An introduction to acid reflux during pregnancy
Symptoms of acid reflux during pregnancy aren’t uncommon, but this doesn’t mean you need to suffer in silence! It’s important to understand why your symptoms have developed and, more importantly, how you can begin to manage them over the next 9 months.
What causes acid reflux during pregnancy?
During pregnancy your body has to adapt to a whole number of changes - the emerging foetus being the biggest one! As your baby grows larger, it pushes into the surrounding areas and things can become slightly more cramped! Your stomach doesn’t get off lightly and it can end up becoming really quite squashed – as a result, associated symptoms can arise.
The physical force of the expanding uterus gradually pushing further up into the upper abdomen, will naturally result in the contents of your stomach being shunted further upwards than would normally be the case. Next, as your stomach is compressed, the pressure inside the tummy can actually change which can affect the functions of the lower oesophageal sphincter (LOS), (an important band of muscle which controls the passage of food from the oesophagus into your stomach). Therefore, both of these effects can make heartburn a more likely occurrence.
Another theory is that as you near the final stages of pregnancy, hormones responsible for helping to prepare and relax the muscles in and around the tummy ahead of the birth, may also have some effect on the functions of the LOS. As we know this is also a bad of muscle, however if this relaxes when we don’t want it to, the acidic contents of your stomach can be pushed back into your oesophagus, and acid reflux may become apparent.
What can I try at home to help manage my symptoms?
There are some simple steps you can take at home to help manage your symptoms of acid reflux during pregnancy:
- Be conscious of your eating habits. Now more than ever is the time to be conscious of how you eat – for a whole number of reasons! Firstly, you want to get the most out of the food you eat in terms of the nutrients, but also, you want to suffer as little as possible in terms of those uncomfortable symptoms. Concentrate on chewing your food at least 20 times per mouthful, which will help you digest your food more efficiently and will also mean you are less likely to overeat as you take more time over meals. Next, sit up straight to give your stomach as much room as possible, considering the limited room it already has! And finally, watch what you eat. You might find particular foods act as triggers, so watch out for particularly spicy or fatty foods, for example, that may well be exacerbating your symptoms. Also, beware that larger portions may no longer go down so well, so you might finding eating smaller meals works best for you too
- Rejig your sleeping routines. Nowadays maternity pillows are quite often a must-have for mums-to-be in order to achieve optimal comfort, but sleeping to support your stomach as well as your baby bump may also be a new priority. Ensure your head is elevated to work with gravity as much as possible to help prevent reflux, and avoid eating in the few hours before bedtime to ensure your tum has had some time to start emptying its contents
- Try out relaxation techniques.
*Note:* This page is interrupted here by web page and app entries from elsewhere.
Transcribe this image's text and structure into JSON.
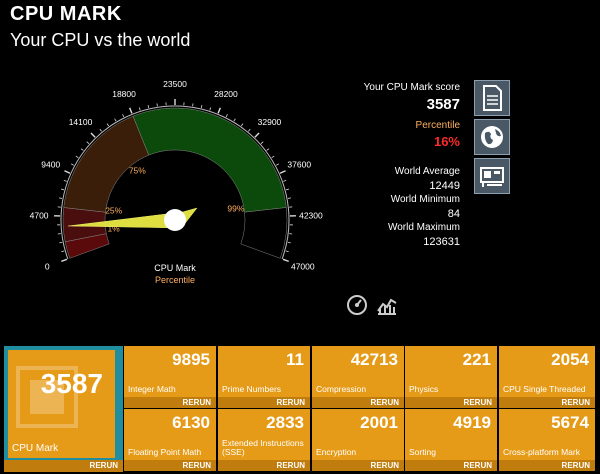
{
  "header": {
    "title": "CPU MARK",
    "subtitle": "Your CPU vs the world"
  },
  "gauge": {
    "ticks": [
      "0",
      "4700",
      "9400",
      "14100",
      "18800",
      "23500",
      "28200",
      "32900",
      "37600",
      "42300",
      "47000"
    ],
    "percent_marks": [
      "1%",
      "25%",
      "75%",
      "99%"
    ],
    "center_label": "CPU Mark",
    "center_sublabel": "Percentile",
    "needle_value": 3587,
    "max": 47000
  },
  "stats": {
    "score_label": "Your CPU Mark score",
    "score": "3587",
    "percentile_label": "Percentile",
    "percentile": "16%",
    "avg_label": "World Average",
    "avg": "12449",
    "min_label": "World Minimum",
    "min": "84",
    "max_label": "World Maximum",
    "max": "123631"
  },
  "main_tile": {
    "value": "3587",
    "label": "CPU Mark",
    "rerun": "RERUN"
  },
  "tiles": [
    {
      "value": "9895",
      "label": "Integer Math",
      "rerun": "RERUN"
    },
    {
      "value": "11",
      "label": "Prime Numbers",
      "rerun": "RERUN"
    },
    {
      "value": "42713",
      "label": "Compression",
      "rerun": "RERUN"
    },
    {
      "value": "221",
      "label": "Physics",
      "rerun": "RERUN"
    },
    {
      "value": "2054",
      "label": "CPU Single Threaded",
      "rerun": "RERUN"
    },
    {
      "value": "6130",
      "label": "Floating Point Math",
      "rerun": "RERUN"
    },
    {
      "value": "2833",
      "label": "Extended Instructions (SSE)",
      "rerun": "RERUN"
    },
    {
      "value": "2001",
      "label": "Encryption",
      "rerun": "RERUN"
    },
    {
      "value": "4919",
      "label": "Sorting",
      "rerun": "RERUN"
    },
    {
      "value": "5674",
      "label": "Cross-platform Mark",
      "rerun": "RERUN"
    }
  ],
  "icons": {
    "side": [
      "document-icon",
      "globe-icon",
      "hardware-card-icon"
    ],
    "bottom": [
      "speedometer-icon",
      "chart-icon"
    ]
  },
  "colors": {
    "tile": "#e69b18",
    "tile_footer": "#c07c0c",
    "selected_border": "#1f8fa0",
    "percentile": "#ff2a2a"
  }
}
Relaxation techniques (always double check they are suitable) may come in handy as you near the birth of your baby, but actually, they could prove useful at an earlier stage too. Practice breathing techniques or consider looking into relevant antenatal classes in your local area
Can any natural remedies help me?
Although your options are often slightly more limited during pregnancy, there still may be some natural remedies which can help during this time:
- Herbal teas. Soothing herbal teas may be an option for you, such as those containing chamomile or peppermint
- Ginger. Ginger is often a popular choice for many pregnant ladies. Not only can it help with heartburn in many cases but it can also help quell nausea too – another common gestational issue!
Always be sure to run any new remedies you’d like to try past your doctor or midwife first.
How can my doctor help?
If home and natural remedies aren’t doing the trick, it might be time to visit your doctor or pharmacist, as they can prescribe appropriate antacid medication which may help to neutralise stomach acid in the short term.